● **EXERCISE DETAILS**
Please return the listing exactly as it stands, skipping any pictures.

● **DATASET RECORDS**
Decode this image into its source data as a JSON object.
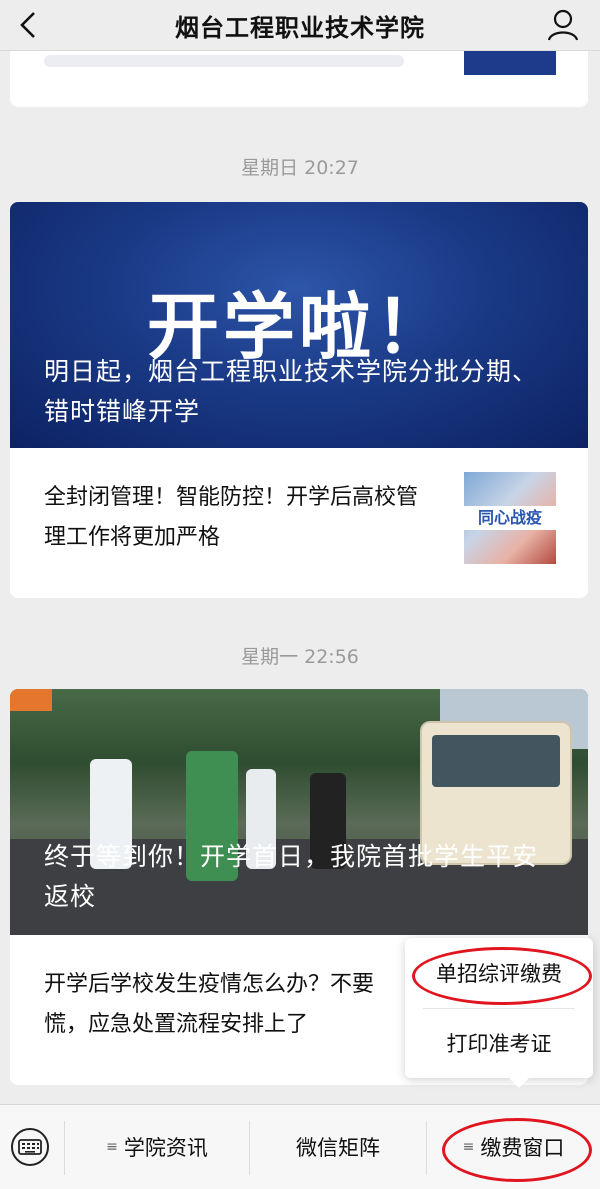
{
  "header": {
    "title": "烟台工程职业技术学院"
  },
  "feed": {
    "groups": [
      {
        "timestamp": "星期日 20:27",
        "hero_big_text": "开学啦！",
        "hero_caption": "明日起，烟台工程职业技术学院分批分期、错时错峰开学",
        "sub_article": "全封闭管理！智能防控！开学后高校管理工作将更加严格",
        "sub_thumb_text": "同心战疫"
      },
      {
        "timestamp": "星期一 22:56",
        "hero_caption": "终于等到你！开学首日，我院首批学生平安返校",
        "sub_article": "开学后学校发生疫情怎么办？不要慌，应急处置流程安排上了"
      }
    ]
  },
  "popup_menu": {
    "items": [
      "单招综评缴费",
      "打印准考证"
    ]
  },
  "bottom_menu": {
    "tabs": [
      {
        "label": "学院资讯",
        "glyph": "≡"
      },
      {
        "label": "微信矩阵",
        "glyph": ""
      },
      {
        "label": "缴费窗口",
        "glyph": "≡"
      }
    ]
  },
  "annotation_color": "#e0151f"
}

● **COMPLETED TASK**
Decode this image into its source data as a JSON object.
{
  "header": {
    "title": "烟台工程职业技术学院"
  },
  "feed": {
    "groups": [
      {
        "timestamp": "星期日 20:27",
        "hero_big_text": "开学啦！",
        "hero_caption": "明日起，烟台工程职业技术学院分批分期、错时错峰开学",
        "sub_article": "全封闭管理！智能防控！开学后高校管理工作将更加严格",
        "sub_thumb_text": "同心战疫"
      },
      {
        "timestamp": "星期一 22:56",
        "hero_caption": "终于等到你！开学首日，我院首批学生平安返校",
        "sub_article": "开学后学校发生疫情怎么办？不要慌，应急处置流程安排上了"
      }
    ]
  },
  "popup_menu": {
    "items": [
      "单招综评缴费",
      "打印准考证"
    ]
  },
  "bottom_menu": {
    "tabs": [
      {
        "label": "学院资讯",
        "glyph": "≡"
      },
      {
        "label": "微信矩阵",
        "glyph": ""
      },
      {
        "label": "缴费窗口",
        "glyph": "≡"
      }
    ]
  },
  "annotation_color": "#e0151f"
}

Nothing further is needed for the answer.